Podcast

Matt Rourke / AP

For decades in the 20th Century, the U.S. treated children differently than adults in the criminal court system -- experts at the time believed kids were inherently more capable of rehabilitation. 

Damian Dovarganes / AP

Automatic license plate readers – those cameras on police cars and light poles that capture plate numbers – have been in widespread use since the 1990s. But some argue regulations for how and how long police can use and store that information hasn’t kept up with the technology.

The Many Ways To Find 90.5 WESA Journalism

May 4, 2017
Sarah Kovash / 90.5 WESA

You know you can listen to WESA’s local reporting and NPR’s national coverage on the radio at 90.5 FM. But there are also many places to find our journalism in the digital world—you can livestream us when you’re away from the radio, follow our reporters on social media and dig into NPR’s smartphone apps.

Charles Krupa / AP

President Donald Trump has called for a return to “law and order” policing and shown support for stop and frisk and heavy use of force. Many modern police leaders aren’t buying in.

This week on 90.5 WESA’s Criminal Injustice podcast, University of Pittsburgh law professor and host David Harris looks at one non-member, nonpartisan organization that conducts field studies with real cops to find more nuanced data-driven ways to reduce crime.

Sarah Koenig in Studio
Elise Bergerson / Press Photo

    

In June, a Baltimore judge vacated the conviction of Adnan Syed and ordered a new trial for the 35-year-old who's been incarcerated since being found guilty for the murder of his high school girlfriend 17 years ago.

If the case sounds familiar, you might be one of the millions who downloaded the first season of "This American Life’s" wildly successful spin-off podcast, "Serial." And if you never heard the show, chances are somebody you know did.

NPR

All Things Considered host Kelly McEvers joins us to discuss her NPR podcast, Embedded. The program takes a story from the news, and takes a deeper look at the issue involved. These issues include what it feels like for a father in El Salvador to lie to his daughter about the bodies he saw in the street to what it feels like for a nurse from rural Indiana to shoot up a powerful prescription opioid.

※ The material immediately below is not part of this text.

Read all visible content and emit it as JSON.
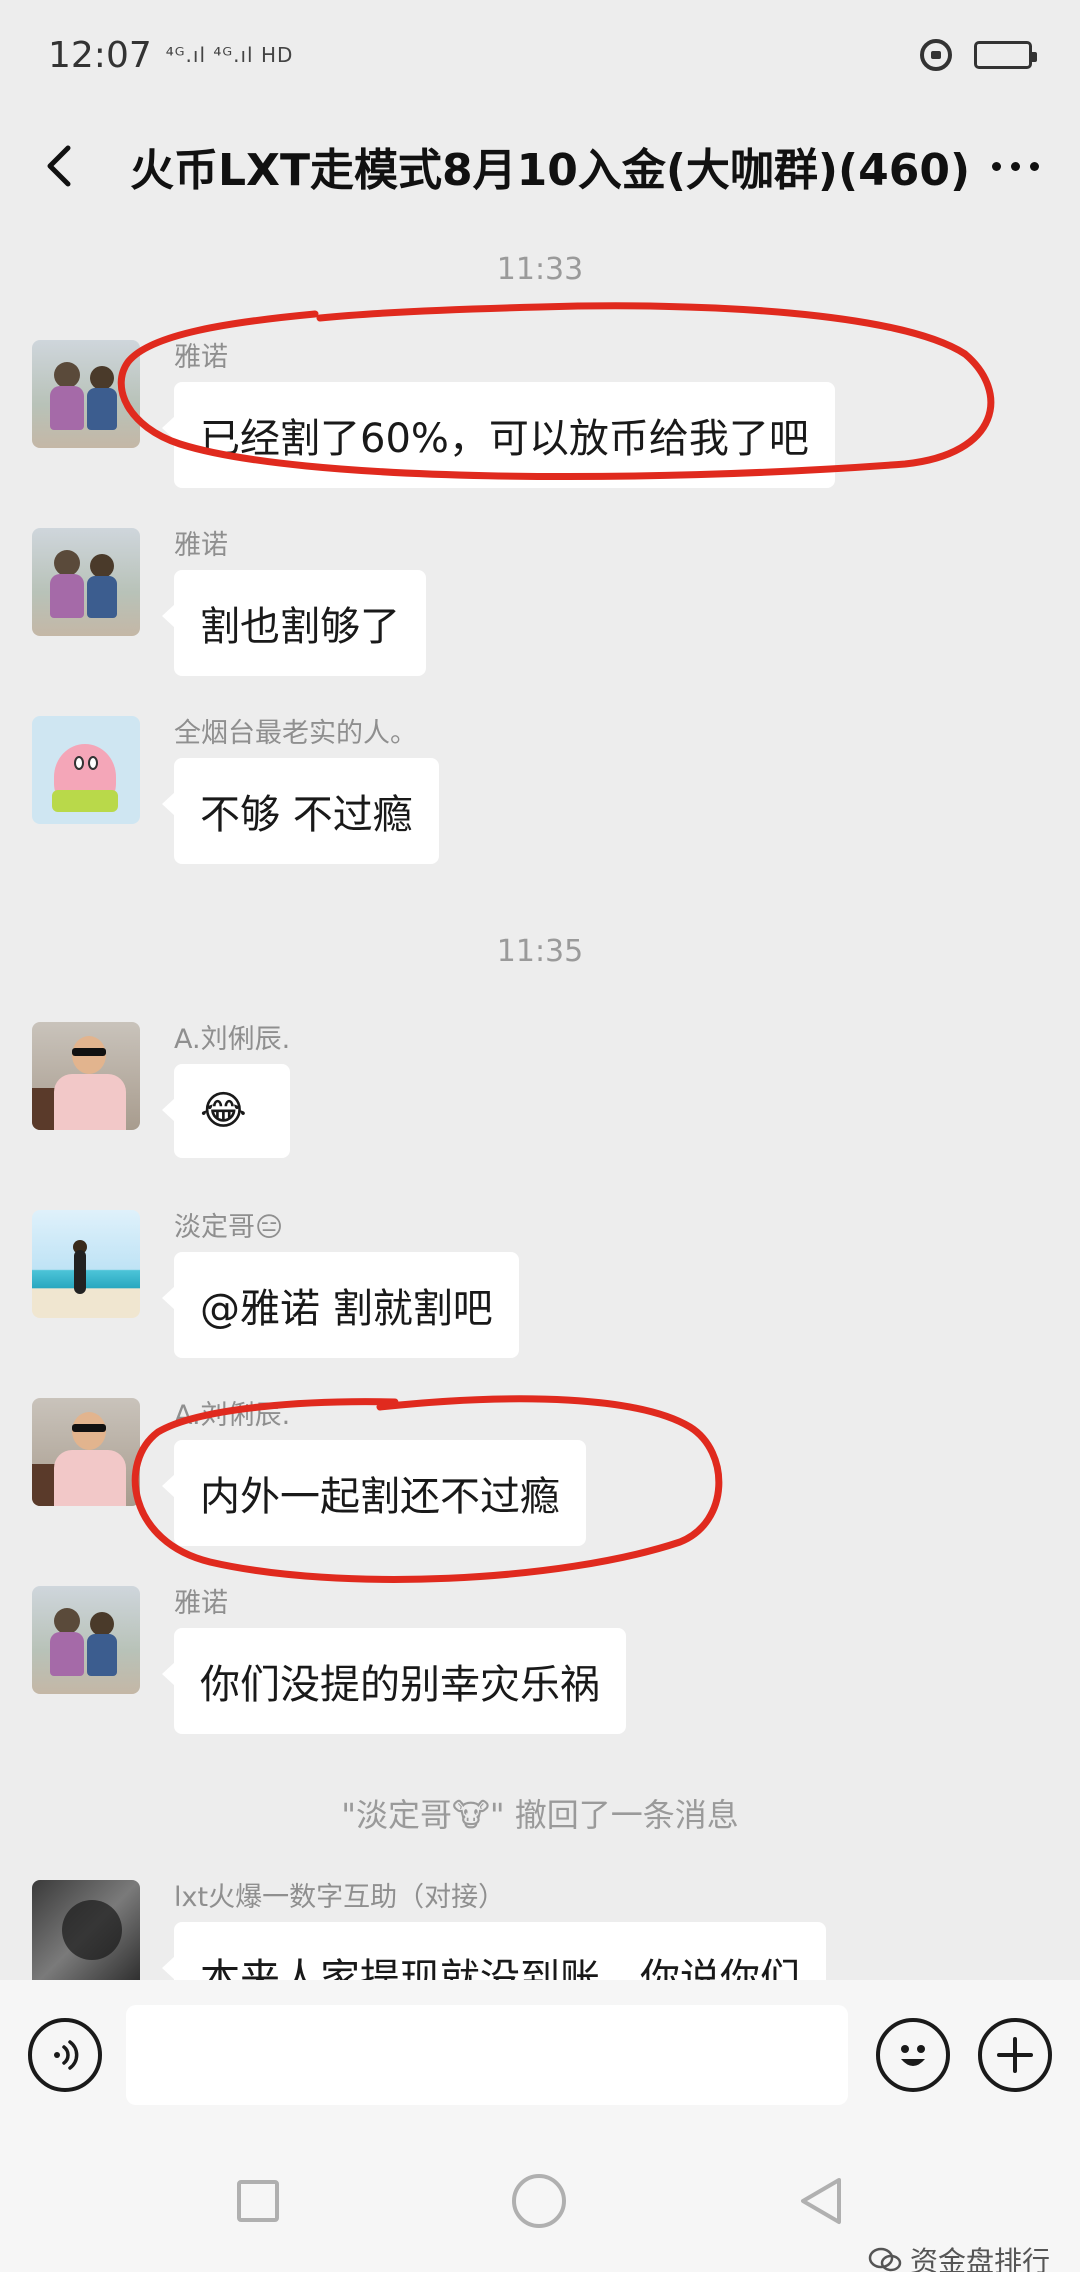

Criminal (In)Justice -- New Podcast

Mar 21, 2016

PITTSBURGH—University of Pittsburgh legal scholar David A. Harris—a preeminent authority on issues related to racial profiling and police procedure—has developed a new podcast series titled Criminal (In)Justice.

Last week gave us a taste of spring. But now that you're done sunbathing in the 60-degree weather, let's say goodbye to February with some weekend fun. 

On Friday, you can start your weekend on a contemplative note, by going to Kelly Strayhorn Theater's "Failure:Lab." Notable Pittsburghers Mayor Bill Peduto, Darieth Chisolm, Kevin Sousa and Holly Joy Gaines talk about their failures -- how they embraced it and how to learn from it. 

The snow has finally melted and the temperatures have risen (albeit a little). So now it's time to brace the outside and find some good food and brews! WESA Digital Editor Sarah Kovash hosts this week, with Yelp Pittsburgh's Rachel Carlson. 

If you like drinking and learning, this Thursday night, head over to the Heinz History Center for Tipsy History. Sip on Wigle Whiskey and check out the Glass: Shattering Notions exhibit, focusing on Pittsburgh's glass-making history. 

  Did you make a new year’s resolution to go out more? Explore new parts of the city? Try something new? Well, you have come to the right place. Social Club lets you know all the fun happenings going on every week in Pittsburgh. This week, WESA’s Josh and Yelp Pittsburgh’s Rachel are joined by WESA’s Sarah Kovash.